### Exercise prompt
Wherever the word "name" occurs in the lines below, copy the whole line.

### Entries taken from a collection

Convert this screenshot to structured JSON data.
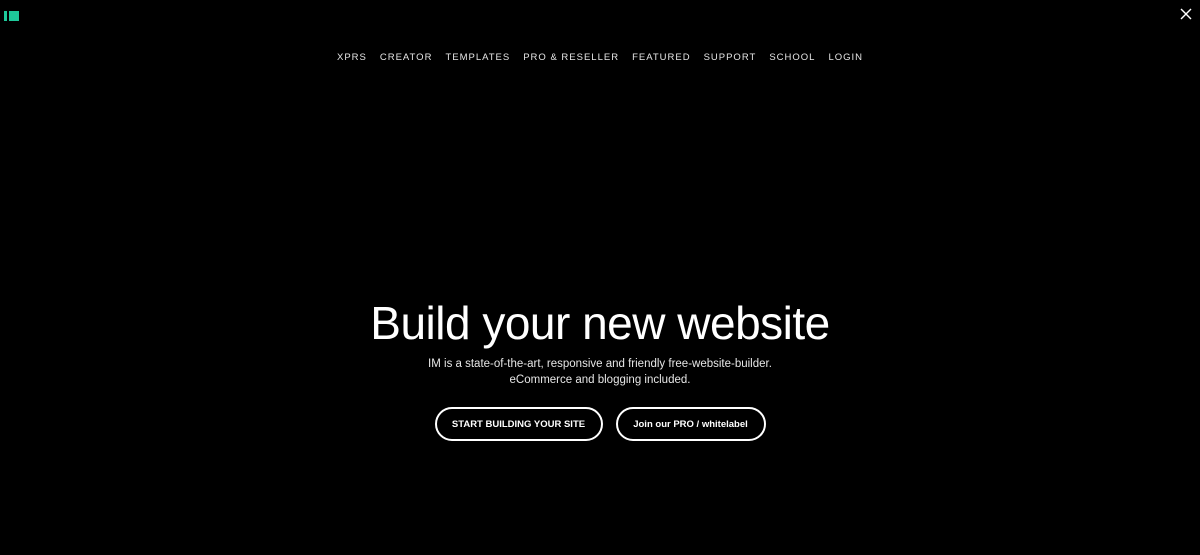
{
  "brand": {
    "accent_color": "#1ec99a",
    "logo_icon": "im-logo-icon"
  },
  "close_icon": "close-icon",
  "nav": {
    "items": [
      {
        "label": "XPRS"
      },
      {
        "label": "CREATOR"
      },
      {
        "label": "TEMPLATES"
      },
      {
        "label": "PRO & RESELLER"
      },
      {
        "label": "FEATURED"
      },
      {
        "label": "SUPPORT"
      },
      {
        "label": "SCHOOL"
      },
      {
        "label": "LOGIN"
      }
    ]
  },
  "hero": {
    "title": "Build your new website",
    "subtitle_line1": "IM is a state-of-the-art, responsive and friendly free-website-builder.",
    "subtitle_line2": "eCommerce and blogging included.",
    "primary_button": "START BUILDING YOUR SITE",
    "secondary_button": "Join our PRO / whitelabel"
  }
}
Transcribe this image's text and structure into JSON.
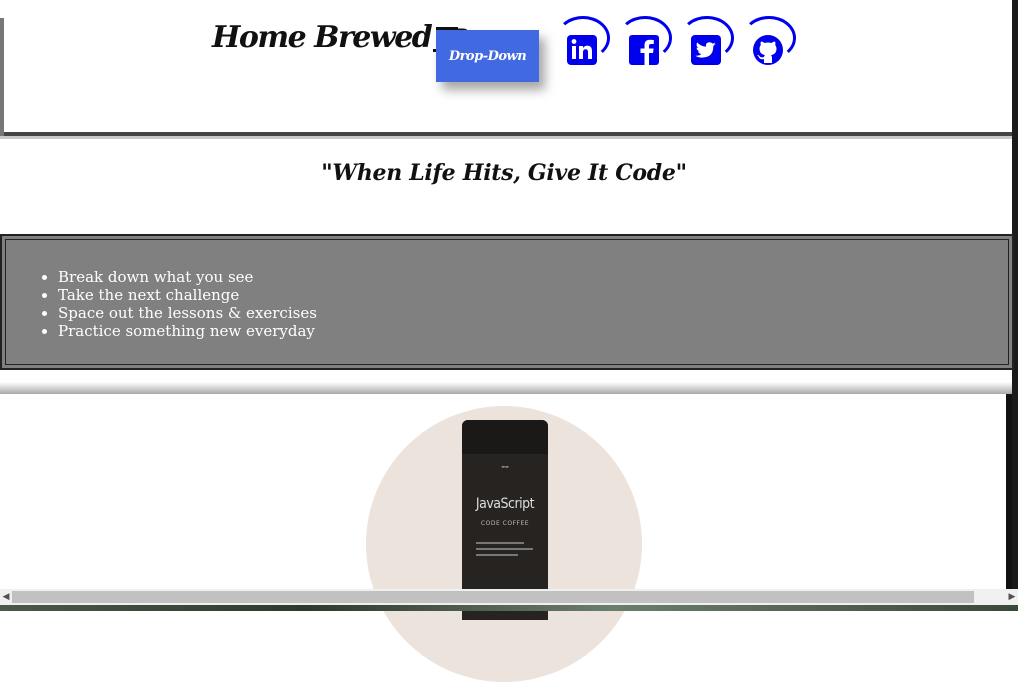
{
  "header": {
    "brand_text": "Home Brewed",
    "dropdown_label": "Drop-Down",
    "social_links": [
      {
        "name": "linkedin",
        "icon": "linkedin-icon"
      },
      {
        "name": "facebook",
        "icon": "facebook-icon"
      },
      {
        "name": "twitter",
        "icon": "twitter-icon"
      },
      {
        "name": "github",
        "icon": "github-icon"
      }
    ]
  },
  "tagline": "\"When Life Hits, Give It Code\"",
  "tips": [
    "Break down what you see",
    "Take the next challenge",
    "Space out the lessons & exercises",
    "Practice something new everyday"
  ],
  "product": {
    "bag_title": "JavaScript",
    "bag_subtitle": "CODE COFFEE"
  },
  "colors": {
    "accent_button": "#4169e1",
    "social_link": "#0000ee",
    "list_background": "#808080"
  }
}
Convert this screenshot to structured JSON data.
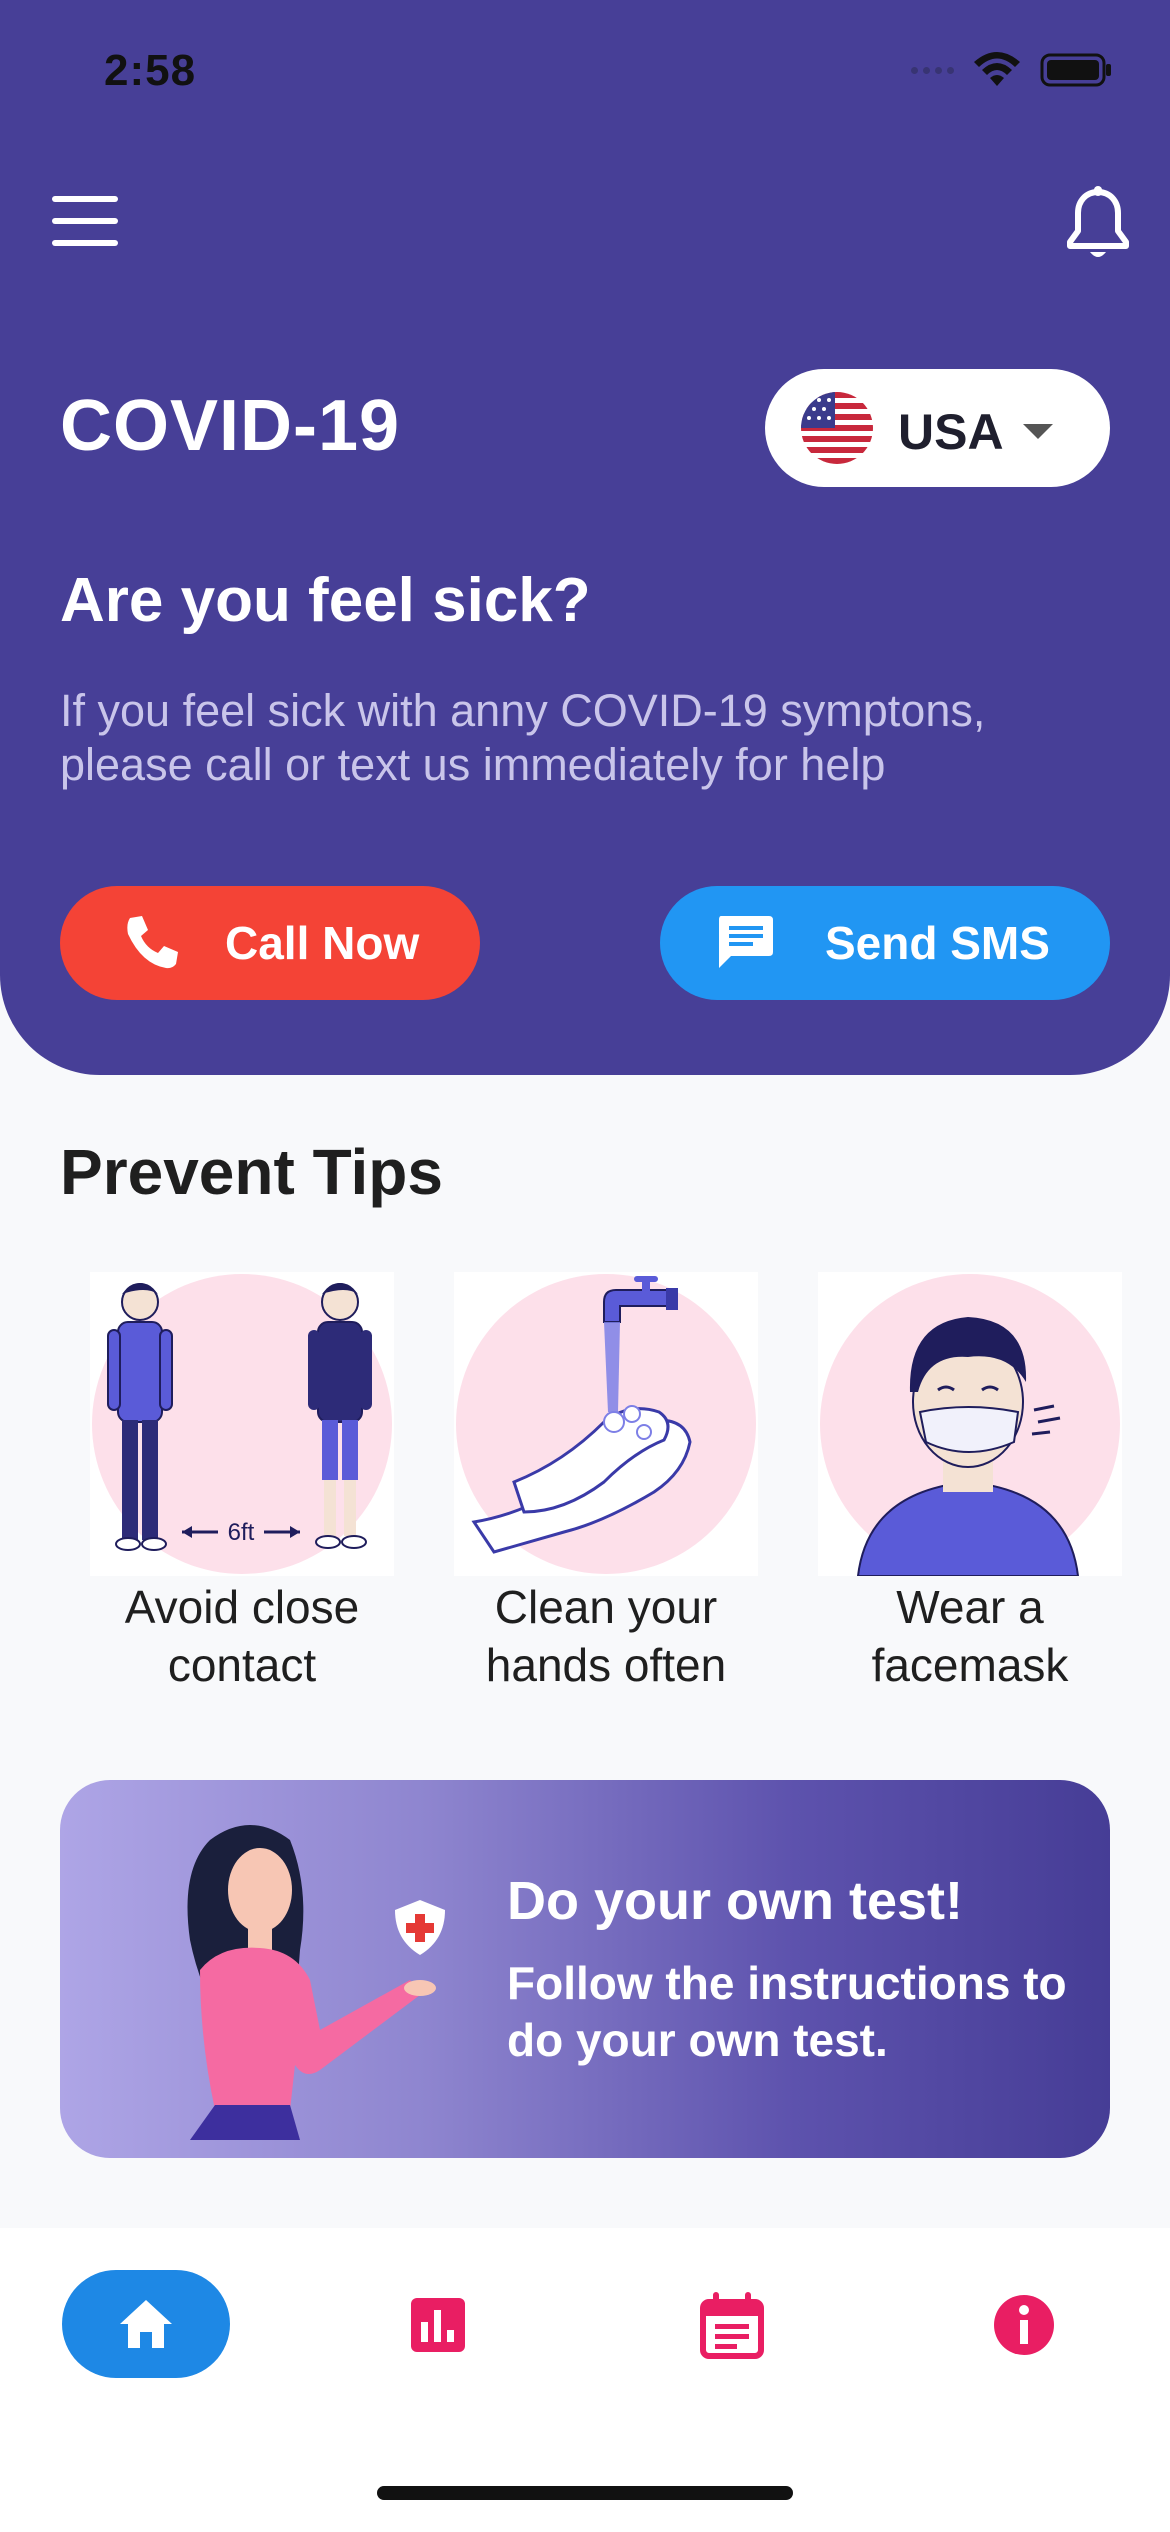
{
  "status_bar": {
    "time": "2:58"
  },
  "header": {
    "app_title": "COVID-19",
    "country": {
      "selected": "USA"
    },
    "sick_title": "Are you feel sick?",
    "sick_description": "If you feel sick with anny COVID-19 symptons, please call or text us immediately for help",
    "call_button": "Call Now",
    "sms_button": "Send SMS"
  },
  "prevent": {
    "title": "Prevent Tips",
    "tips": [
      {
        "label": "Avoid close\ncontact",
        "distance": "6ft"
      },
      {
        "label": "Clean your\nhands often"
      },
      {
        "label": "Wear a\nfacemask"
      }
    ]
  },
  "test_card": {
    "title": "Do your own test!",
    "description": "Follow the instructions to do your own test."
  },
  "bottom_nav": {
    "items": [
      "home-icon",
      "statistics-icon",
      "calendar-icon",
      "info-icon"
    ],
    "active_index": 0
  },
  "colors": {
    "header": "#473f97",
    "call": "#f44336",
    "sms": "#2196f3",
    "nav_active": "#1e88e5",
    "nav_icon": "#e91e63"
  }
}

### Answer to this problem
        "name": "linkedin",
        "name": "facebook",
        "name": "twitter",
        "name": "github",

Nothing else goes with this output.